[What you are asked to do]: Would you repeat the listing below verbatim and drop the images?

[Data supplied]:
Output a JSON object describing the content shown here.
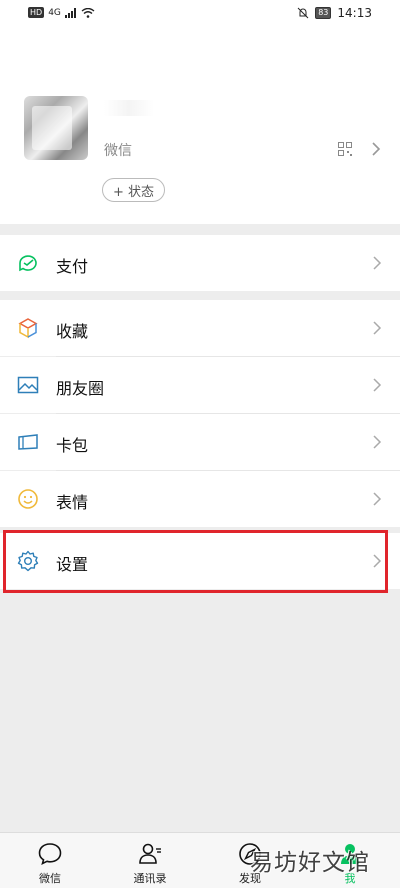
{
  "status_bar": {
    "left_badge": "HD",
    "network": "4G",
    "battery": "83",
    "time": "14:13"
  },
  "profile": {
    "wechat_id_label": "微信",
    "status_button": "+ 状态"
  },
  "menu": {
    "pay": "支付",
    "favorites": "收藏",
    "moments": "朋友圈",
    "cards": "卡包",
    "stickers": "表情",
    "settings": "设置"
  },
  "tabbar": {
    "chats": "微信",
    "contacts": "通讯录",
    "discover": "发现",
    "me": "我"
  },
  "watermark": "易坊好文馆",
  "colors": {
    "accent": "#07c160",
    "highlight": "#e0252c",
    "icon_blue": "#2e7fb8"
  }
}
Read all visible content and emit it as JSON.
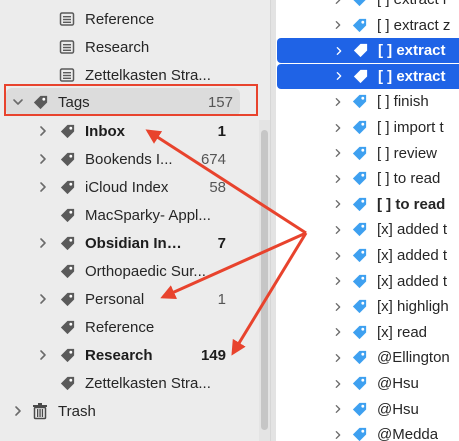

[Your solution]:
Output a JSON object describing the content shown here.
{
  "status_bar": {
    "left_badge": "HD",
    "network": "4G",
    "battery": "83",
    "time": "14:13"
  },
  "profile": {
    "wechat_id_label": "微信",
    "status_button": "+ 状态"
  },
  "menu": {
    "pay": "支付",
    "favorites": "收藏",
    "moments": "朋友圈",
    "cards": "卡包",
    "stickers": "表情",
    "settings": "设置"
  },
  "tabbar": {
    "chats": "微信",
    "contacts": "通讯录",
    "discover": "发现",
    "me": "我"
  },
  "watermark": "易坊好文馆",
  "colors": {
    "accent": "#07c160",
    "highlight": "#e0252c",
    "icon_blue": "#2e7fb8"
  }
}
Read all visible content and emit it as JSON.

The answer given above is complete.